■ YOUR GOAL:
Word for word, restate the records that come next, omitting the images.

· · ·

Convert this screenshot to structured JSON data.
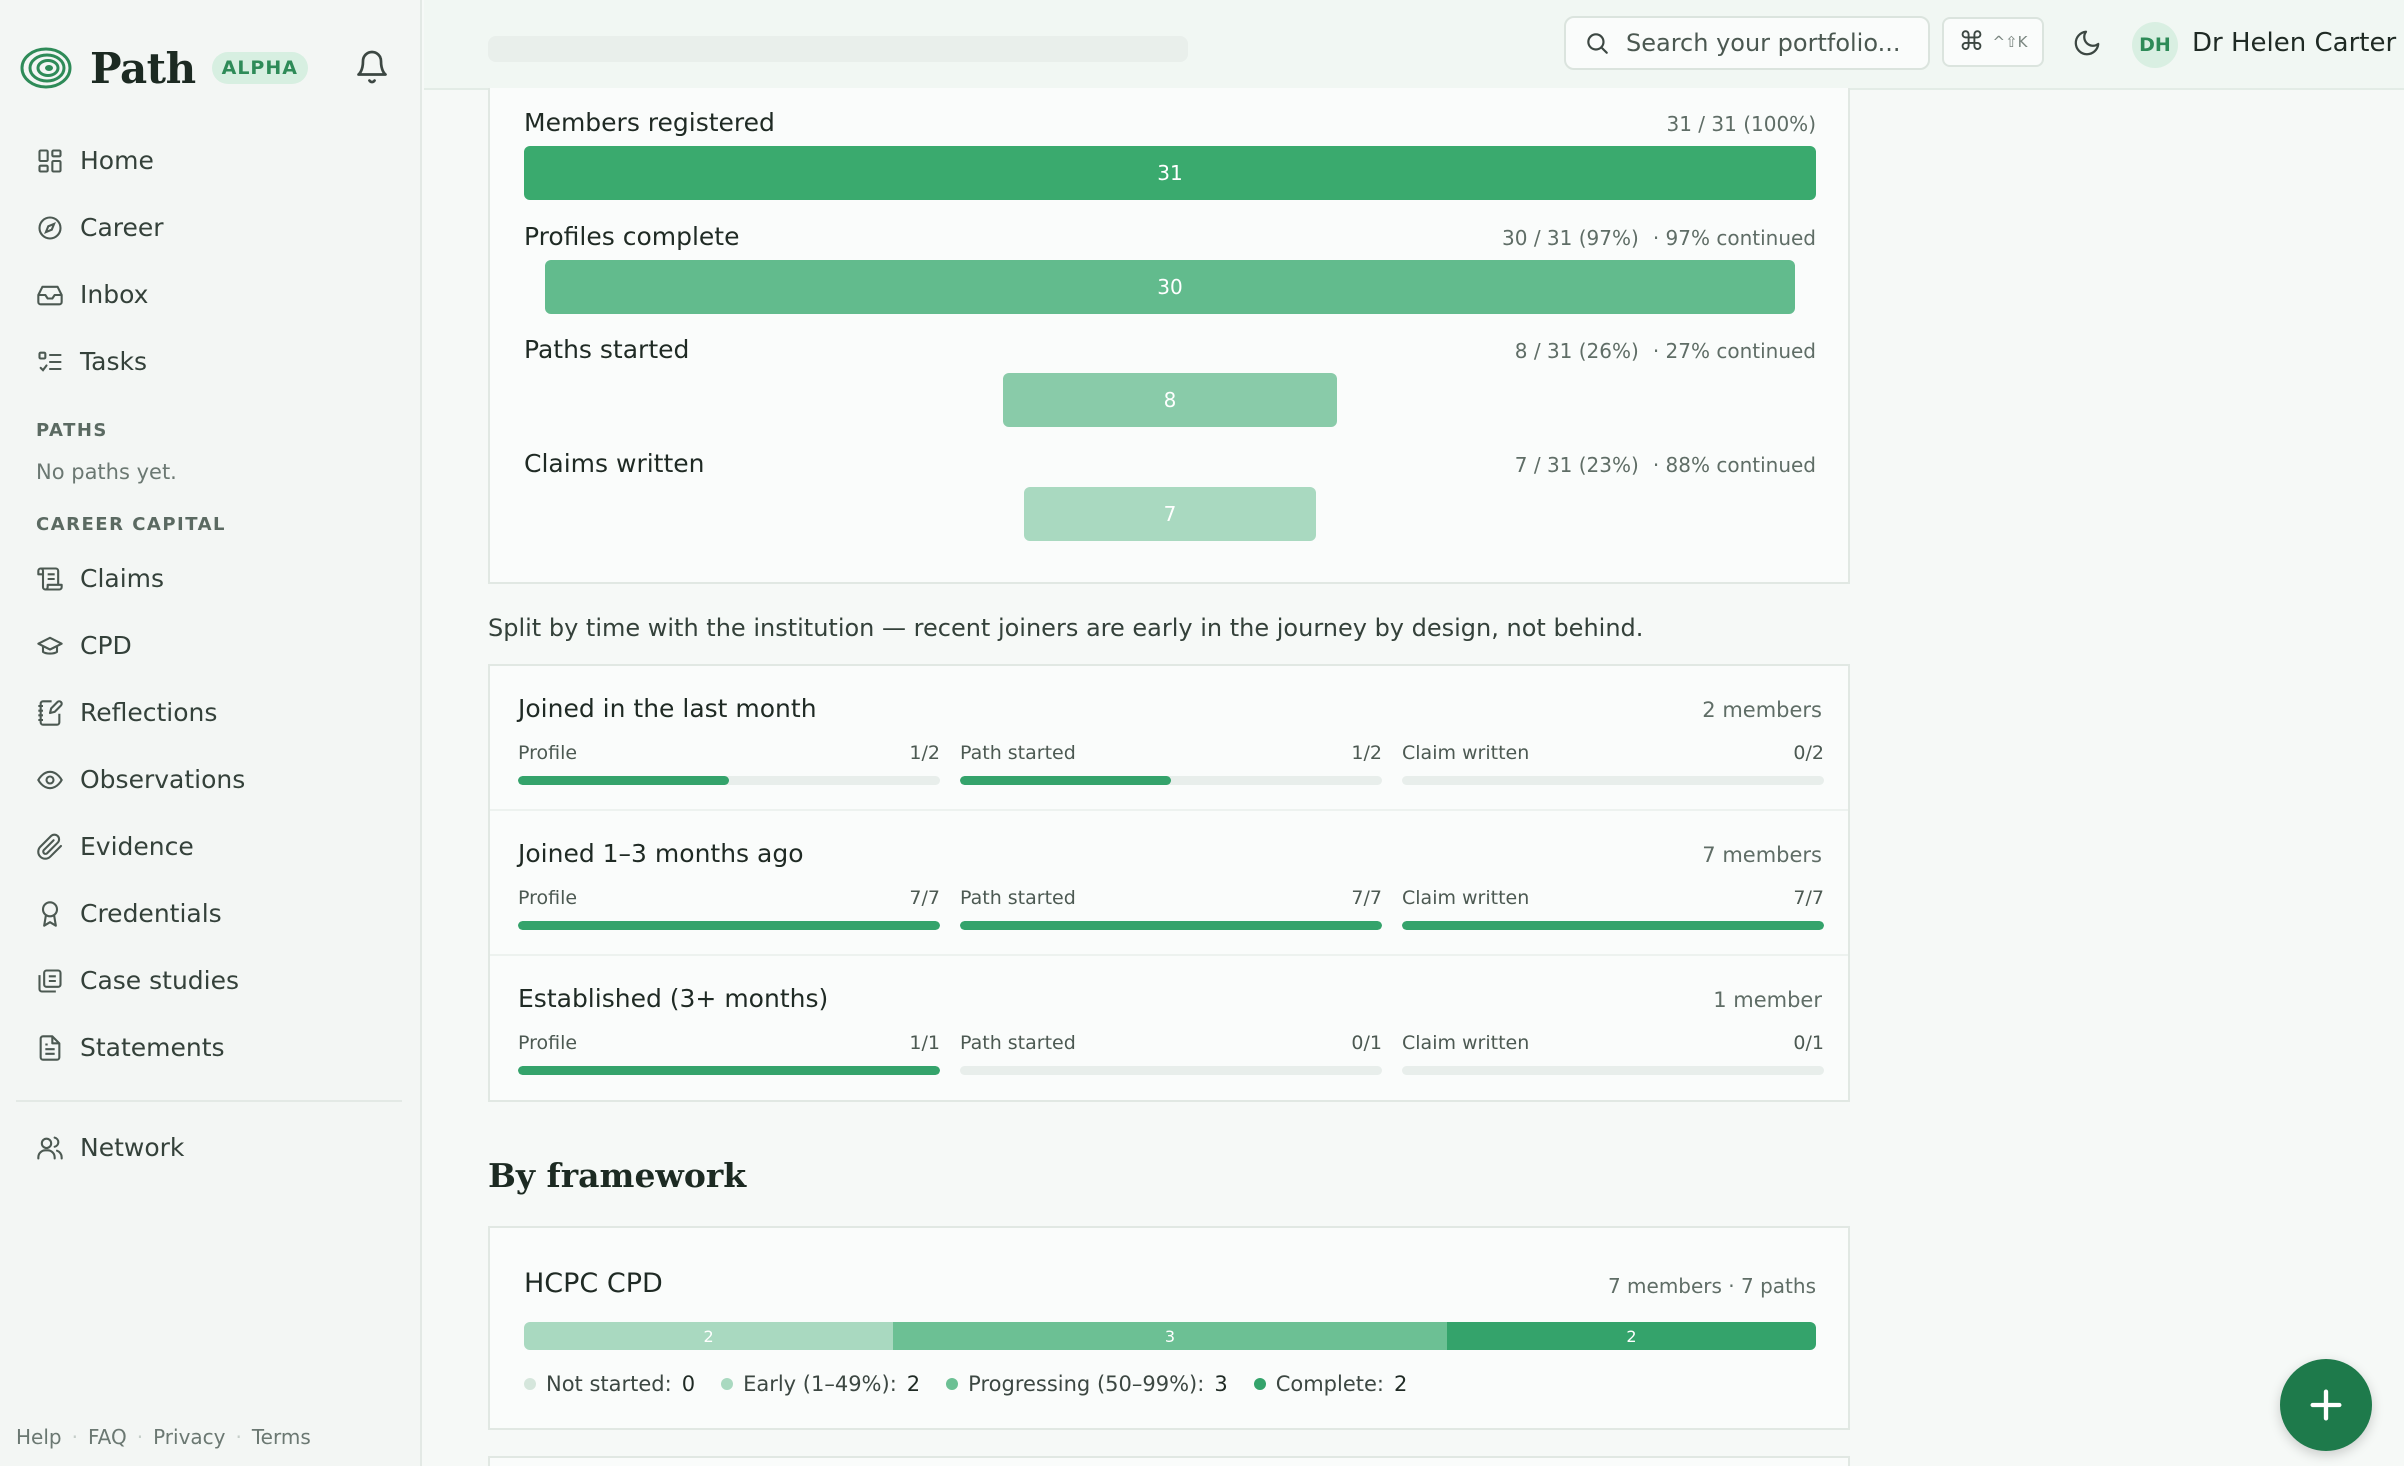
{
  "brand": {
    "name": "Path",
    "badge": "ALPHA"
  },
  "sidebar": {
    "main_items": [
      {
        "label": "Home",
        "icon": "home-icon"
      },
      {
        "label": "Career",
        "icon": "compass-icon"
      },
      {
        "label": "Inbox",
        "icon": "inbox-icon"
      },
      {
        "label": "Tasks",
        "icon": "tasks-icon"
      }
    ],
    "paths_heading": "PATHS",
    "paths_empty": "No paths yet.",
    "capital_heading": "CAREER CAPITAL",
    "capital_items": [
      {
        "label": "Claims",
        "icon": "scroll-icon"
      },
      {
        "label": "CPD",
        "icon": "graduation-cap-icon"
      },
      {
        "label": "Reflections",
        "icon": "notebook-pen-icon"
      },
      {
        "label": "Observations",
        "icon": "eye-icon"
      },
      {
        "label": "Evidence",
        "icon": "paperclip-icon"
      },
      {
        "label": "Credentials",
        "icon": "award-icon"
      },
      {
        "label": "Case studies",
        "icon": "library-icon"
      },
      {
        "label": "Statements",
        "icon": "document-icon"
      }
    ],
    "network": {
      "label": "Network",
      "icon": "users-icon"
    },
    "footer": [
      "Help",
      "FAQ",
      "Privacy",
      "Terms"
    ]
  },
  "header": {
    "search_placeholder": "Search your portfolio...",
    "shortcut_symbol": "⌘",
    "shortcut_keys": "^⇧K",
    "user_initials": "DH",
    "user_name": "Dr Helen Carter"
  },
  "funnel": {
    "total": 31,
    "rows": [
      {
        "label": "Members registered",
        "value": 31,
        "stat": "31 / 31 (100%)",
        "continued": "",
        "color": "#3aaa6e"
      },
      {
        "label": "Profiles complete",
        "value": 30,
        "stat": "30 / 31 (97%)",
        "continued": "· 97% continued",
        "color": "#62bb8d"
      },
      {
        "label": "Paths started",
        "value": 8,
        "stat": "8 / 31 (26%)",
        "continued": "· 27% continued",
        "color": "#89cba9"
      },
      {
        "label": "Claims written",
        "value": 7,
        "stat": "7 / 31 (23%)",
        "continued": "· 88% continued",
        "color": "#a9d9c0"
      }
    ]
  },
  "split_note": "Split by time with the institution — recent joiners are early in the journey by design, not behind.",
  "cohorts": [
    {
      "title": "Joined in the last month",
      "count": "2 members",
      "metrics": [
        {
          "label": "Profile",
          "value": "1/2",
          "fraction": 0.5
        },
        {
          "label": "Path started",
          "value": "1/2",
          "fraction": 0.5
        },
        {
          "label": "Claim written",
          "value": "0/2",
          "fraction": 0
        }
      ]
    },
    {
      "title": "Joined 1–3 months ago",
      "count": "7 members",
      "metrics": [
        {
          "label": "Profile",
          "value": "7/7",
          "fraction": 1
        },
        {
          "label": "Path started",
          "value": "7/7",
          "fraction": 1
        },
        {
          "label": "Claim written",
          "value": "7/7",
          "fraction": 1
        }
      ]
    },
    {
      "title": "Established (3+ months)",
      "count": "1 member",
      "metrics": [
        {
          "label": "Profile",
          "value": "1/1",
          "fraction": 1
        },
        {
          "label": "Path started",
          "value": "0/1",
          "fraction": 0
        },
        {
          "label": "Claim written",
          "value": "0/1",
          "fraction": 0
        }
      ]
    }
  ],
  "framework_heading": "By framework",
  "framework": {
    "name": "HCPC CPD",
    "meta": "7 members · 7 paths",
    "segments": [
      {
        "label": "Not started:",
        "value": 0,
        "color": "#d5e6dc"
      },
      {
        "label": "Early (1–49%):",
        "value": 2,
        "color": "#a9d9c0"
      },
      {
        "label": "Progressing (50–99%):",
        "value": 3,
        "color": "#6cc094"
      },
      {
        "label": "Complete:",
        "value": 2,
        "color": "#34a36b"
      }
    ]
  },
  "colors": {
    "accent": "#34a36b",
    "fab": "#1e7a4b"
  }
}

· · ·

■ RESPONSE:
Convert this screenshot to structured JSON data.
{
  "brand": {
    "name": "Path",
    "badge": "ALPHA"
  },
  "sidebar": {
    "main_items": [
      {
        "label": "Home",
        "icon": "home-icon"
      },
      {
        "label": "Career",
        "icon": "compass-icon"
      },
      {
        "label": "Inbox",
        "icon": "inbox-icon"
      },
      {
        "label": "Tasks",
        "icon": "tasks-icon"
      }
    ],
    "paths_heading": "PATHS",
    "paths_empty": "No paths yet.",
    "capital_heading": "CAREER CAPITAL",
    "capital_items": [
      {
        "label": "Claims",
        "icon": "scroll-icon"
      },
      {
        "label": "CPD",
        "icon": "graduation-cap-icon"
      },
      {
        "label": "Reflections",
        "icon": "notebook-pen-icon"
      },
      {
        "label": "Observations",
        "icon": "eye-icon"
      },
      {
        "label": "Evidence",
        "icon": "paperclip-icon"
      },
      {
        "label": "Credentials",
        "icon": "award-icon"
      },
      {
        "label": "Case studies",
        "icon": "library-icon"
      },
      {
        "label": "Statements",
        "icon": "document-icon"
      }
    ],
    "network": {
      "label": "Network",
      "icon": "users-icon"
    },
    "footer": [
      "Help",
      "FAQ",
      "Privacy",
      "Terms"
    ]
  },
  "header": {
    "search_placeholder": "Search your portfolio...",
    "shortcut_symbol": "⌘",
    "shortcut_keys": "^⇧K",
    "user_initials": "DH",
    "user_name": "Dr Helen Carter"
  },
  "funnel": {
    "total": 31,
    "rows": [
      {
        "label": "Members registered",
        "value": 31,
        "stat": "31 / 31 (100%)",
        "continued": "",
        "color": "#3aaa6e"
      },
      {
        "label": "Profiles complete",
        "value": 30,
        "stat": "30 / 31 (97%)",
        "continued": "· 97% continued",
        "color": "#62bb8d"
      },
      {
        "label": "Paths started",
        "value": 8,
        "stat": "8 / 31 (26%)",
        "continued": "· 27% continued",
        "color": "#89cba9"
      },
      {
        "label": "Claims written",
        "value": 7,
        "stat": "7 / 31 (23%)",
        "continued": "· 88% continued",
        "color": "#a9d9c0"
      }
    ]
  },
  "split_note": "Split by time with the institution — recent joiners are early in the journey by design, not behind.",
  "cohorts": [
    {
      "title": "Joined in the last month",
      "count": "2 members",
      "metrics": [
        {
          "label": "Profile",
          "value": "1/2",
          "fraction": 0.5
        },
        {
          "label": "Path started",
          "value": "1/2",
          "fraction": 0.5
        },
        {
          "label": "Claim written",
          "value": "0/2",
          "fraction": 0
        }
      ]
    },
    {
      "title": "Joined 1–3 months ago",
      "count": "7 members",
      "metrics": [
        {
          "label": "Profile",
          "value": "7/7",
          "fraction": 1
        },
        {
          "label": "Path started",
          "value": "7/7",
          "fraction": 1
        },
        {
          "label": "Claim written",
          "value": "7/7",
          "fraction": 1
        }
      ]
    },
    {
      "title": "Established (3+ months)",
      "count": "1 member",
      "metrics": [
        {
          "label": "Profile",
          "value": "1/1",
          "fraction": 1
        },
        {
          "label": "Path started",
          "value": "0/1",
          "fraction": 0
        },
        {
          "label": "Claim written",
          "value": "0/1",
          "fraction": 0
        }
      ]
    }
  ],
  "framework_heading": "By framework",
  "framework": {
    "name": "HCPC CPD",
    "meta": "7 members · 7 paths",
    "segments": [
      {
        "label": "Not started:",
        "value": 0,
        "color": "#d5e6dc"
      },
      {
        "label": "Early (1–49%):",
        "value": 2,
        "color": "#a9d9c0"
      },
      {
        "label": "Progressing (50–99%):",
        "value": 3,
        "color": "#6cc094"
      },
      {
        "label": "Complete:",
        "value": 2,
        "color": "#34a36b"
      }
    ]
  },
  "colors": {
    "accent": "#34a36b",
    "fab": "#1e7a4b"
  }
}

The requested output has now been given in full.